I walked away from seeing "Wildness" with WILDLY mixed feelings about Tsang. He tries to posit himself as "one of The Silver Platter girls," but considering he doesn't speak Spanish and his work has been seen at the Tate, Whitney and umpteen Biennials, I'm skeptical about him blending in with impoverished trans women from El Salvador who are in the US without papers. He clearly loves the women and cares for their well being but the film never really delves into what they think of him, his continually filming them (the film suggests a fair number are afraid of the INS finding them), his gender presentation much less his friends (who sound nothing if not condescending towards the women).
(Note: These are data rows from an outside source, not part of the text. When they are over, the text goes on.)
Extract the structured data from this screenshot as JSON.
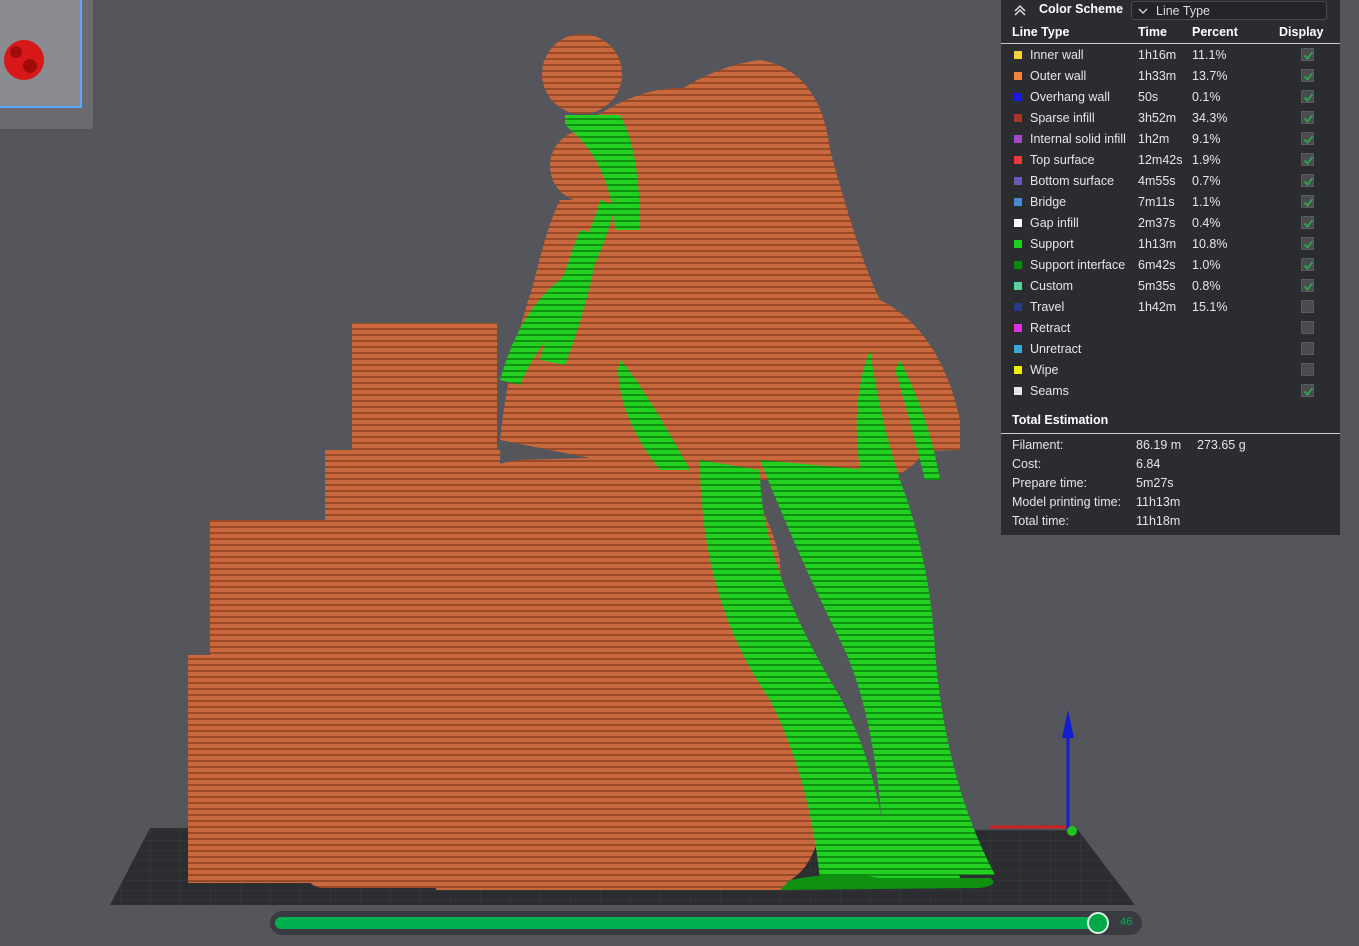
{
  "legend": {
    "title": "Color Scheme",
    "scheme_value": "Line Type",
    "headers": {
      "line_type": "Line Type",
      "time": "Time",
      "percent": "Percent",
      "display": "Display"
    },
    "rows": [
      {
        "label": "Inner wall",
        "time": "1h16m",
        "percent": "11.1%",
        "color": "#f4d33c",
        "checked": true
      },
      {
        "label": "Outer wall",
        "time": "1h33m",
        "percent": "13.7%",
        "color": "#f4823a",
        "checked": true
      },
      {
        "label": "Overhang wall",
        "time": "50s",
        "percent": "0.1%",
        "color": "#1818f0",
        "checked": true
      },
      {
        "label": "Sparse infill",
        "time": "3h52m",
        "percent": "34.3%",
        "color": "#b0302c",
        "checked": true
      },
      {
        "label": "Internal solid infill",
        "time": "1h2m",
        "percent": "9.1%",
        "color": "#a04ac8",
        "checked": true
      },
      {
        "label": "Top surface",
        "time": "12m42s",
        "percent": "1.9%",
        "color": "#f03a3a",
        "checked": true
      },
      {
        "label": "Bottom surface",
        "time": "4m55s",
        "percent": "0.7%",
        "color": "#6a5ab8",
        "checked": true
      },
      {
        "label": "Bridge",
        "time": "7m11s",
        "percent": "1.1%",
        "color": "#4a8ad0",
        "checked": true
      },
      {
        "label": "Gap infill",
        "time": "2m37s",
        "percent": "0.4%",
        "color": "#ffffff",
        "checked": true
      },
      {
        "label": "Support",
        "time": "1h13m",
        "percent": "10.8%",
        "color": "#1ad01a",
        "checked": true
      },
      {
        "label": "Support interface",
        "time": "6m42s",
        "percent": "1.0%",
        "color": "#0a8a0a",
        "checked": true
      },
      {
        "label": "Custom",
        "time": "5m35s",
        "percent": "0.8%",
        "color": "#5ad0a0",
        "checked": true
      },
      {
        "label": "Travel",
        "time": "1h42m",
        "percent": "15.1%",
        "color": "#2a3a8a",
        "checked": false
      },
      {
        "label": "Retract",
        "time": "",
        "percent": "",
        "color": "#e030e0",
        "checked": false
      },
      {
        "label": "Unretract",
        "time": "",
        "percent": "",
        "color": "#3aa8d8",
        "checked": false
      },
      {
        "label": "Wipe",
        "time": "",
        "percent": "",
        "color": "#f0f000",
        "checked": false
      },
      {
        "label": "Seams",
        "time": "",
        "percent": "",
        "color": "#e8e8e8",
        "checked": true
      }
    ],
    "total_title": "Total Estimation",
    "estimation": [
      {
        "key": "Filament:",
        "value": "86.19 m",
        "value2": "273.65 g"
      },
      {
        "key": "Cost:",
        "value": "6.84",
        "value2": ""
      },
      {
        "key": "Prepare time:",
        "value": "5m27s",
        "value2": ""
      },
      {
        "key": "Model printing time:",
        "value": "11h13m",
        "value2": ""
      },
      {
        "key": "Total time:",
        "value": "11h18m",
        "value2": ""
      }
    ]
  },
  "slider": {
    "value": "46",
    "fill_fraction": 0.95
  },
  "colors": {
    "model": "#c8643a",
    "support": "#1ec81e",
    "accent": "#00b050"
  }
}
Wildness, the documentary, ultimately churned up a lot of feelings for me about race, class, gentrification, trans vs. queer vs. gay and even what gets to be defined "art" and what isn't. Personally, I loved seeing the performances by the trans women and drag queens and found myself cringing at the 25-years-on Pyramid Club ripoff fare offered up by Wildness and its craaazy, 2008-and-still-punky habitues. What I valued most from the film was the questions and contradictions I felt it (inadvertently?) posed while most of the narration and ongoing soliloquies by Tsang I found self-consciously earnest and motivated by his inner fear of coming off as an appropriative artist jerk. In the end, he seems like a nice, sincere queer person but really, androgynous or not, yet another artist explaining the 'transgenders' he got to know. I kept feeling this story would have been better told by another filmmaker who could have given real, honest perspective about the cultural and class tectonic jolts suggested in Wildness without being the film's pivot point.